PROBLEM REQUIREMENTS ->
Could you copy every record exactly as it appears?

--- RECORDS FOR PROCESSING ---

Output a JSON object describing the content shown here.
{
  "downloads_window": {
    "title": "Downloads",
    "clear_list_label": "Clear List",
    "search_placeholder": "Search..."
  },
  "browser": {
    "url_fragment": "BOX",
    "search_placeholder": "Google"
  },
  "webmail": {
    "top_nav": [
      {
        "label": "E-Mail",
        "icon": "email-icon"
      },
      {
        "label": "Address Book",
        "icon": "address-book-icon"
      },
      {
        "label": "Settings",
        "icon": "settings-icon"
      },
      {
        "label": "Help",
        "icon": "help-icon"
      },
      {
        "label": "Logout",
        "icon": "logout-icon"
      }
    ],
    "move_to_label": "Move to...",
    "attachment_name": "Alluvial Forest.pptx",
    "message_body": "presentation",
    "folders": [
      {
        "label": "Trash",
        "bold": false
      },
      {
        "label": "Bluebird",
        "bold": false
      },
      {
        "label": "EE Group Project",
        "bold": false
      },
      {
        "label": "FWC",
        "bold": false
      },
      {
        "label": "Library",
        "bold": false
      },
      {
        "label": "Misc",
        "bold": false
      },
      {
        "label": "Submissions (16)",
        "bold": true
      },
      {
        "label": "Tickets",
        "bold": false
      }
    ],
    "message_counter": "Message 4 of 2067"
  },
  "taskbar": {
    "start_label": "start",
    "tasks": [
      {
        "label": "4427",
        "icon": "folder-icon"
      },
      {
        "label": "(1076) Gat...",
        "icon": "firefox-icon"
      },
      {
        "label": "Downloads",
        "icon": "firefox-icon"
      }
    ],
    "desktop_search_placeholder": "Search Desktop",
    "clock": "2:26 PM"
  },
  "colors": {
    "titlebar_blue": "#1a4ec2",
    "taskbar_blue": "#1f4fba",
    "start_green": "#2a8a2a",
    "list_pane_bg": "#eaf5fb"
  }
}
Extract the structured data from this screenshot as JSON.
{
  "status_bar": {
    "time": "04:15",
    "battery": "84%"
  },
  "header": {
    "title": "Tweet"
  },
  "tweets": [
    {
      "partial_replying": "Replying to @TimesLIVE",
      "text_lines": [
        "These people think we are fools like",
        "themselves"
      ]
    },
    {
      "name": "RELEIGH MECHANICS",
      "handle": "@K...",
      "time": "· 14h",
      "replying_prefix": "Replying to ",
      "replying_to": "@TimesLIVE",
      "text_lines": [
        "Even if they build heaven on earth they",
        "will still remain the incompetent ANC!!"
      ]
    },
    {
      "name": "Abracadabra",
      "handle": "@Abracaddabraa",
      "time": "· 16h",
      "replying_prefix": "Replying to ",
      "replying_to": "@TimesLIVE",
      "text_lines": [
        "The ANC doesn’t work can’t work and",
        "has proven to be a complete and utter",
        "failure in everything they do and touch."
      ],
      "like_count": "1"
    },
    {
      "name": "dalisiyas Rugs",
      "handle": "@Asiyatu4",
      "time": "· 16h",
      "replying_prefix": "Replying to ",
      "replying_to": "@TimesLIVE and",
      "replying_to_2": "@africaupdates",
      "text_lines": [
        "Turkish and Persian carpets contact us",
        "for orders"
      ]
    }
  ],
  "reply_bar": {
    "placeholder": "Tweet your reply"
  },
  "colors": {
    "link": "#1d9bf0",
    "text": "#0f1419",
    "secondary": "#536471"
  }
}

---

RESPONSE TO THIS TASK ->
Output a JSON object describing the content shown here.
{
  "downloads_window": {
    "title": "Downloads",
    "clear_list_label": "Clear List",
    "search_placeholder": "Search..."
  },
  "browser": {
    "url_fragment": "BOX",
    "search_placeholder": "Google"
  },
  "webmail": {
    "top_nav": [
      {
        "label": "E-Mail",
        "icon": "email-icon"
      },
      {
        "label": "Address Book",
        "icon": "address-book-icon"
      },
      {
        "label": "Settings",
        "icon": "settings-icon"
      },
      {
        "label": "Help",
        "icon": "help-icon"
      },
      {
        "label": "Logout",
        "icon": "logout-icon"
      }
    ],
    "move_to_label": "Move to...",
    "attachment_name": "Alluvial Forest.pptx",
    "message_body": "presentation",
    "folders": [
      {
        "label": "Trash",
        "bold": false
      },
      {
        "label": "Bluebird",
        "bold": false
      },
      {
        "label": "EE Group Project",
        "bold": false
      },
      {
        "label": "FWC",
        "bold": false
      },
      {
        "label": "Library",
        "bold": false
      },
      {
        "label": "Misc",
        "bold": false
      },
      {
        "label": "Submissions (16)",
        "bold": true
      },
      {
        "label": "Tickets",
        "bold": false
      }
    ],
    "message_counter": "Message 4 of 2067"
  },
  "taskbar": {
    "start_label": "start",
    "tasks": [
      {
        "label": "4427",
        "icon": "folder-icon"
      },
      {
        "label": "(1076) Gat...",
        "icon": "firefox-icon"
      },
      {
        "label": "Downloads",
        "icon": "firefox-icon"
      }
    ],
    "desktop_search_placeholder": "Search Desktop",
    "clock": "2:26 PM"
  },
  "colors": {
    "titlebar_blue": "#1a4ec2",
    "taskbar_blue": "#1f4fba",
    "start_green": "#2a8a2a",
    "list_pane_bg": "#eaf5fb"
  }
}
Extract the structured data from this screenshot as JSON.
{
  "status_bar": {
    "time": "04:15",
    "battery": "84%"
  },
  "header": {
    "title": "Tweet"
  },
  "tweets": [
    {
      "partial_replying": "Replying to @TimesLIVE",
      "text_lines": [
        "These people think we are fools like",
        "themselves"
      ]
    },
    {
      "name": "RELEIGH MECHANICS",
      "handle": "@K...",
      "time": "· 14h",
      "replying_prefix": "Replying to ",
      "replying_to": "@TimesLIVE",
      "text_lines": [
        "Even if they build heaven on earth they",
        "will still remain the incompetent ANC!!"
      ]
    },
    {
      "name": "Abracadabra",
      "handle": "@Abracaddabraa",
      "time": "· 16h",
      "replying_prefix": "Replying to ",
      "replying_to": "@TimesLIVE",
      "text_lines": [
        "The ANC doesn’t work can’t work and",
        "has proven to be a complete and utter",
        "failure in everything they do and touch."
      ],
      "like_count": "1"
    },
    {
      "name": "dalisiyas Rugs",
      "handle": "@Asiyatu4",
      "time": "· 16h",
      "replying_prefix": "Replying to ",
      "replying_to": "@TimesLIVE and",
      "replying_to_2": "@africaupdates",
      "text_lines": [
        "Turkish and Persian carpets contact us",
        "for orders"
      ]
    }
  ],
  "reply_bar": {
    "placeholder": "Tweet your reply"
  },
  "colors": {
    "link": "#1d9bf0",
    "text": "#0f1419",
    "secondary": "#536471"
  }
}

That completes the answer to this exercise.